Monday, October 25, 2010

Agents and eBooks

Things they are a-changing, and nothing is changing as fast it seems as the face of publishing these days.

I was over on the Smashwords site while ago. I have the rights back now to my Mysterious Ways series and I am looking to put them out for the Kindle. This site had a paragraph addressed to literary agents that intrigued me. It said:

"The next chapter of the indie ebook revolution may very well be written by literary agents.  Literary agents are trusted business advisors to the world's most commercially successful authors.  As a business advisor and
author advocate, the agent's role is to help the author maximize the commercial potential of their work.  Indie ebook publishing via Smashwords represents an exciting complement and/or alternative to traditional
publishing.  Agents can help authors bring their reverted-rights works back to life as ebooks, or can publish an author's unpublished works that for one reason or another cannot be sold to a commercial publisher."

Now, I don't know that this is the route that I want to go, but the concept of what they are talking about interests me. It isn't the first that I've heard of it. Historically, any agent that charged for other services was in violation of the basic tenents of being an agent, particularly if they happen to be an AAR member. But I keep hearing that this may be changing in regards to select options that agents may be doing for their clients and this is one option I hear brought up a lot.

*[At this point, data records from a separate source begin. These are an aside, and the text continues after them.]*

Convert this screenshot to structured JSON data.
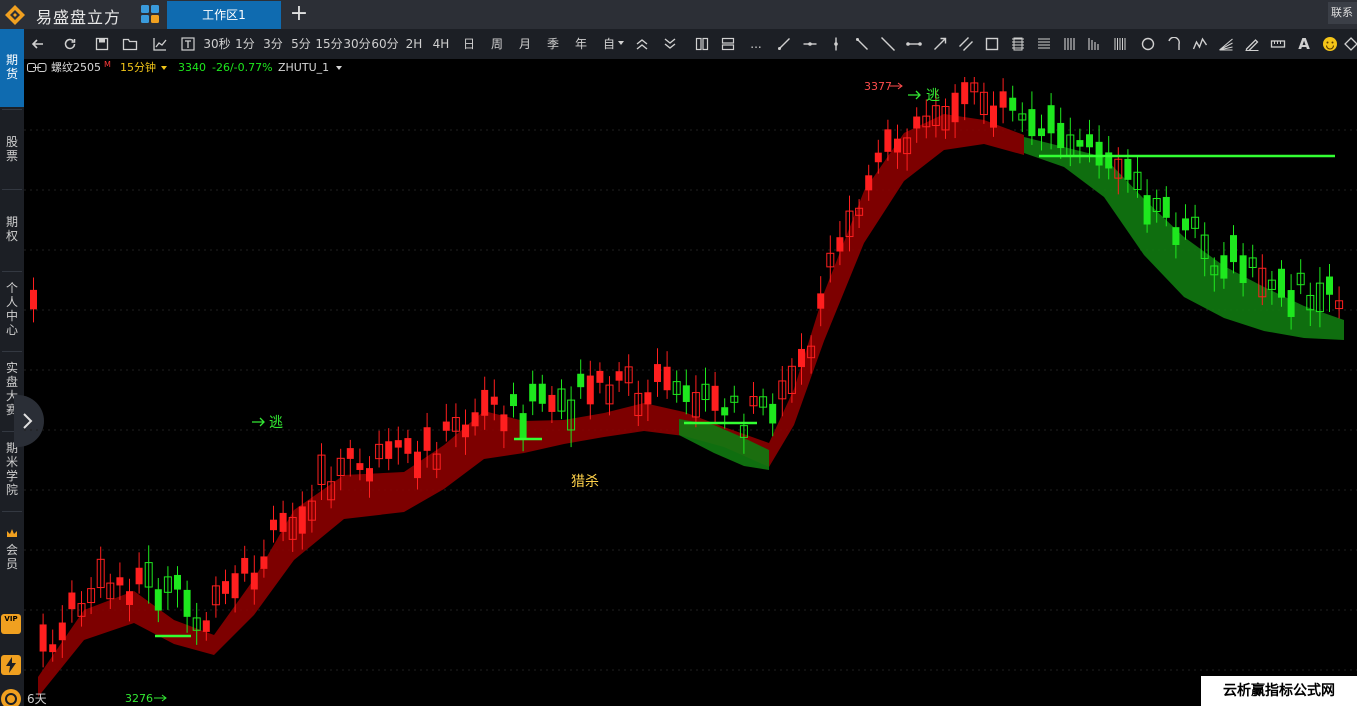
{
  "app": {
    "title": "易盛盘立方",
    "active_tab": "工作区1",
    "add_tab_symbol": "+",
    "contact_label": "联系"
  },
  "sidebar": {
    "items": [
      {
        "label": "期货",
        "active": true
      },
      {
        "label": "股票",
        "active": false
      },
      {
        "label": "期权",
        "active": false
      },
      {
        "label": "个人中心",
        "active": false
      },
      {
        "label": "实盘大赛",
        "active": false
      },
      {
        "label": "期米学院",
        "active": false
      },
      {
        "label": "会员",
        "active": false
      }
    ],
    "vip_badge": "VIP"
  },
  "toolbar": {
    "periods": [
      "30秒",
      "1分",
      "3分",
      "5分",
      "15分",
      "30分",
      "60分",
      "2H",
      "4H",
      "日",
      "周",
      "月",
      "季",
      "年",
      "自"
    ],
    "more_label": "...",
    "text_tool": "A"
  },
  "info": {
    "symbol": "螺纹2505",
    "symbol_mark": "M",
    "period": "15分钟",
    "price": "3340",
    "change": "-26/-0.77%",
    "indicator": "ZHUTU_1"
  },
  "chart_data": {
    "type": "candlestick",
    "annotations": {
      "escape_label": "逃",
      "hunt_label": "猎杀",
      "high_price": "3377",
      "low_price": "3276",
      "days_label": "6天"
    },
    "colors": {
      "up": "#ff1f1f",
      "down": "#1ee81e",
      "band_up": "#8b0000",
      "band_down": "#117a11",
      "signal_line": "#33ff33",
      "label_yellow": "#ffd24a",
      "label_red": "#ff4d4d",
      "label_green": "#33e833"
    }
  },
  "watermark": "云析赢指标公式网"
}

I know a number of agents that are holding back ebook rights and trying to negotiate them separately to someone set up to get them to market on the new e-readers. This market is exploding, and can no longer be considered just something we throw in the deal for a publisher. Is the next logical step to actually be involved in the upload of the books themselves?

What do you think? 

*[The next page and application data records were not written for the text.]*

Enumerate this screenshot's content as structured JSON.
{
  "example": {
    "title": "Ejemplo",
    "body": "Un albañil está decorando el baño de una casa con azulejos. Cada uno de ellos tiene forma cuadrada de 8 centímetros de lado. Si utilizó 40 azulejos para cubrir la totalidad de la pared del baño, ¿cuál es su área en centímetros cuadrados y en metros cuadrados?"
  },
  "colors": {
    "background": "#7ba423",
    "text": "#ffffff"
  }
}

Karen said...

I was just involved in a discussion of ebooks on a travel forum for those who love to cruise. While a few are still holdouts for the printed page, the majority loves the option of downloading a small library and sticking it in a carry-on. The technology is also moving along and more and more versions--some by lesser known companies, are coming out. E-rights for periodicals and e-rights for books are going to have to be more well defined in contracts. Absolutely.

Timothy Fish said...

To me, that seems like the agent is becoming the publisher.

Jeanette Levellie said...

We can't move backwards, Terry. If riding the wave to publication means I pay my agent for a contract to an ebook, then show me where to buy a wetsuit, please. Today.

Terry Burns said...

Timothy, Bill Jensen has responded by forming Eagle Rock Publications in addition to being an agent and is doing precisely that. We're still looking at what our response to this should be.

Cheryl Linn Martin said...

Interesting and exciting "stuff of the future--Now!" Keep us posted on your journey with your books.

Me, I'd just like to get published any ole way! : )

Bonnie S. Calhoun said...

I know that my Kindle is the new "crack". I am so hooked on it that it is unbelievable! I'm presently reading a 16 book series and I downloaded them all from Kindle.